Look What I Can Do

What every caring adult needs to know about Early Intervention.

A guide to reaching children early with services essential to their growth and development

Tips for Talking to Parents

One of your most difficult tasks may be explaining your concerns about a child's development to his or her parent(s). It is important to keep in mind that you and the family share an ongoing commitment to the best interests of the child.

  1. Set a time to talk. This should be a time when you will not be interrupted. Although the conversation can take place by phone, it may be more comfortable in person. Establish early in the conversation that you and the family are on the same team - each of you wants what is best for the child.
  2. Encourage the family to speak with their health care or child care professional and to call the Early Intervention Central Directory/Child Find number. A family physician, pediatrician or other health or child care professional can offer advice and refer a child for screening.
  3. Reassure them. If a developmental delay is identified, a family needs to know that early intervention services are the first step in helping their child reach his or her potential.

Early Intervention At a Glance

Illinois' Early Intervention Service System serves children under 36 months of age with disabilities or developmental delays, or who are at risk of substantial delays.

Child and Family Connections agencies arrange for developmental evaluations and assessments. They provide service coordination and develop service plans at no cost to families.

Families of eligible children receive Individualized Family Service Plans (IFSP) listing services the child and family are entitled to receive. Families are linked to a large network of skilled providers.

Families are charged fees (based on ability to pay) for some ongoing early intervention services, and the family's health insurance may be billed for the cost of services.

Under federal law, eligible families have a right to early identification, timely referral and assessment, an Individualized Family Service Plan (IFSP), and early intervention services as determined by the IFSP process. Child and Family Connection must complete the evaluation and IFSP within 45 days.

A Cause For Concern

As someone who cares about children, you know that no two children are exactly the same-- each one is unique.

Most differences are nothing to worry about, but in some children the differences can signal a special need. If you are close to a child, you may be the first person to notice warning signs.

The earlier a delay or disability is identified, the better the chance is that intervention services can help a child reach his or her potential.

Early Intervention Makes a Difference
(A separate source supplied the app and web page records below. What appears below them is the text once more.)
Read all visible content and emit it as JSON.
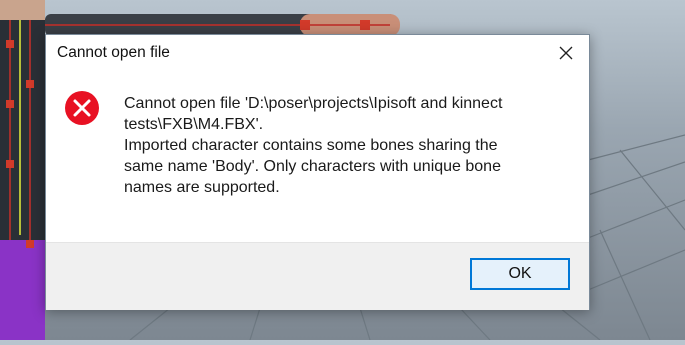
{
  "dialog": {
    "title": "Cannot open file",
    "icon": "error-icon",
    "message_lines": [
      "Cannot open file 'D:\\poser\\projects\\Ipisoft and kinnect",
      "tests\\FXB\\M4.FBX'.",
      "Imported character contains some bones sharing the",
      "same name 'Body'. Only characters with unique bone",
      "names are supported."
    ],
    "ok_label": "OK"
  },
  "colors": {
    "accent": "#0078d7",
    "error_red": "#e81123"
  }
}
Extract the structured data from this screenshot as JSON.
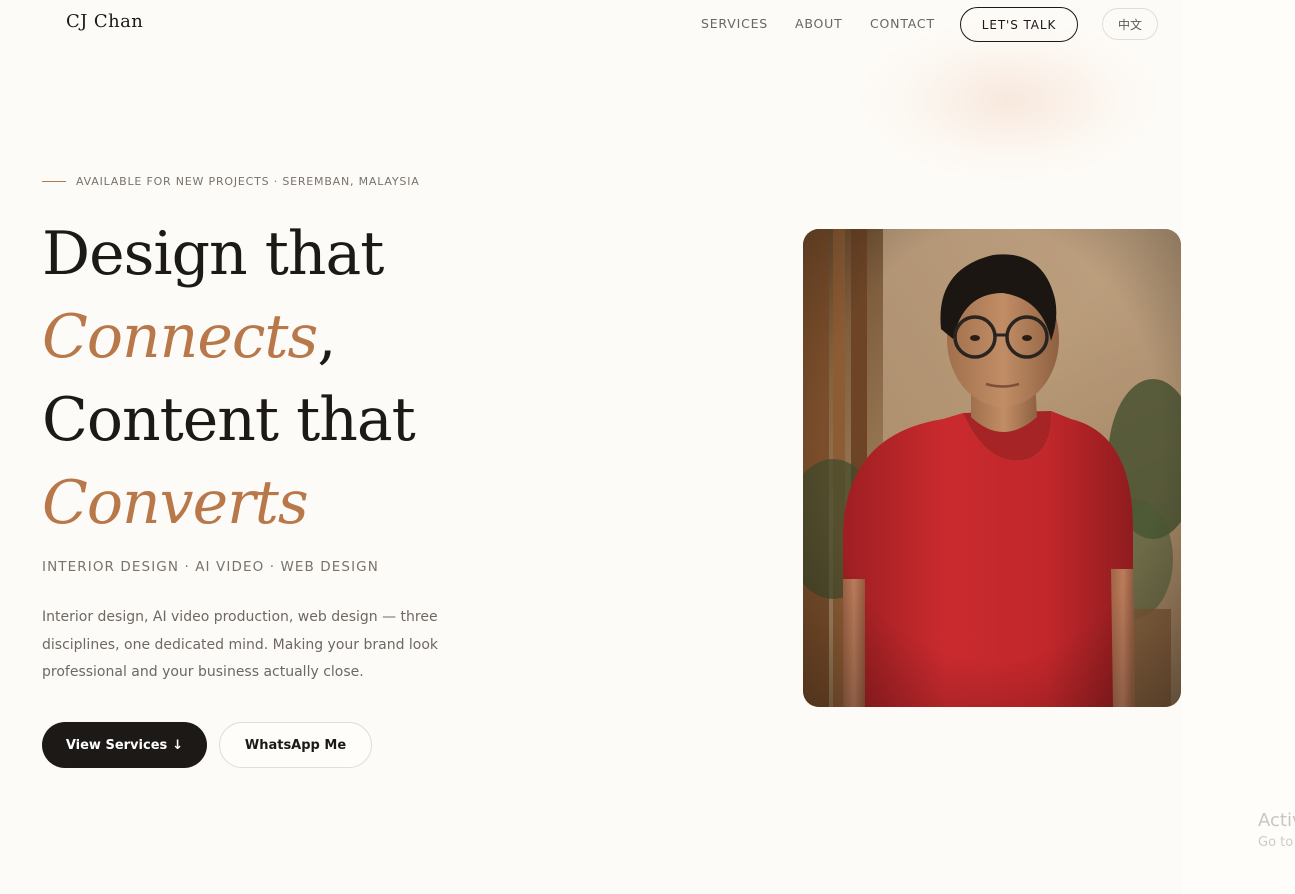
{
  "nav": {
    "brand": "CJ Chan",
    "links": [
      "SERVICES",
      "ABOUT",
      "CONTACT"
    ],
    "cta_label": "LET'S TALK",
    "lang_label": "中文"
  },
  "hero": {
    "eyebrow": "AVAILABLE FOR NEW PROJECTS · SEREMBAN, MALAYSIA",
    "headline": {
      "line1": "Design that",
      "accent1": "Connects",
      "comma": ",",
      "line3": "Content that",
      "accent2": "Converts"
    },
    "disciplines": "INTERIOR DESIGN · AI VIDEO · WEB DESIGN",
    "description": "Interior design, AI video production, web design — three disciplines, one dedicated mind. Making your brand look professional and your business actually close.",
    "primary_button": "View Services",
    "primary_button_icon": "↓",
    "secondary_button": "WhatsApp Me"
  },
  "portrait": {
    "icon": "portrait-photo"
  },
  "watermark": {
    "title": "Activ",
    "subtitle": "Go to"
  },
  "colors": {
    "background": "#fdfbf7",
    "text": "#1c1917",
    "accent": "#b8784a",
    "muted": "#7a726b",
    "shirt": "#c2272b"
  }
}
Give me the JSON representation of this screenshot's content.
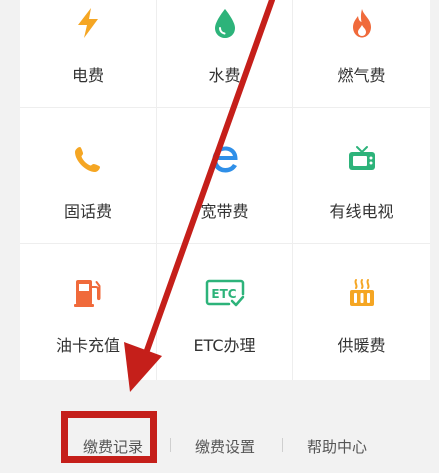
{
  "colors": {
    "orange": "#f5a623",
    "green": "#2db37a",
    "flame": "#f06a3b",
    "blue": "#2f8fe8",
    "annotation_red": "#c51f1a"
  },
  "services": [
    {
      "label": "电费",
      "icon": "lightning-icon"
    },
    {
      "label": "水费",
      "icon": "water-drop-icon"
    },
    {
      "label": "燃气费",
      "icon": "flame-icon"
    },
    {
      "label": "固话费",
      "icon": "phone-icon"
    },
    {
      "label": "宽带费",
      "icon": "ie-browser-icon"
    },
    {
      "label": "有线电视",
      "icon": "tv-icon"
    },
    {
      "label": "油卡充值",
      "icon": "gas-pump-icon"
    },
    {
      "label": "ETC办理",
      "icon": "etc-icon"
    },
    {
      "label": "供暖费",
      "icon": "heating-icon"
    }
  ],
  "etc_icon_text": "ETC",
  "footer": {
    "payment_records": "缴费记录",
    "payment_settings": "缴费设置",
    "help_center": "帮助中心"
  }
}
Illinois has a statewide, family-centered service system to find and help children who are eligible for early intervention services as defined in Part C of the Federal Individuals with Disabilities Education Act.

Regional Child and Family Connection agencies arrange for evaluations and assessments for children under three. Evaluations and assessments are provided at no cost to families.

Families with eligible children receive an Individualized Family Service Plan, which lists the services and supports that must be made available to the family.

Children eligible for Early Intervention services are experiencing delays in at least one of these areas:

  • cognitive development;
  • physical development, including vision and hearing;
  • language and speech development;
  • psychosocial development; or
  • self-help skills.

Children diagnosed with a physical or mental condition with a high probability of resulting in developmental delays or with certain family circumstances which put them at risk of substantial delays are also eligible.

Payment for Services

Early Intervention services are paid for with a combination of government and family resources. The cost of some services are paid by the program and provided to families at no cost. These include evaluation, assessment, development of a service plan, and service coordination. Ongoing Early Intervention services are paid for by the family's health insurance, when appropriate, government insurance (Medicaid/KidCare), and program funds. Families contribute to the cost of services by paying fees based on a sliding scale.

Early Intervention Services:

  • Assistive technology devices and services
  • Audiology, Aural rehabilitation and other related services
  • Developmental therapy
  • Family training
  • Health consultation
  • Medical diagnostic services (evaluation purposes only)
  • Nursing
  • Nutrition
  • Occupational therapy
  • Physical therapy
  • Psychological and other counseling services
  • Service coordination
  • Social work and other counseling services
  • Speech/language therapy
  • Transportation to services
  • Vision

Your Role in Early Intervention

When you introduce parents to the family-centered Early Intervention Services System, they join a community of support--from parents already in the system to the service providers who work with the family to meet the child's needs.

The Early Intervention law was passed to assure that eligible children get the earliest possible start on overcoming developmental problems. Health care providers, child care providers, and other professionals who identify a child with a disability or possible developmental delay to refer that child for services right away. The law in Illinois says referrals must be made within two working days.

For the name of the Child and Family Connection agency nearest you, call 1-800-323-4769 (Voice/TTY).

Department of Human Services Early Intervention for Customers section

For more information or to refer families to the Illinois Early Intervention Services System, call 1-800-323-4769 (Voice/TTY)

The Sooner We Start, The Farther They'll Go

Look What I Can Do

Early Intervention For Young Children With Developmental Delays

Department of Human Services Early Intervention about DHS section.

To order Public Awareness materials call 1-800-851-6197.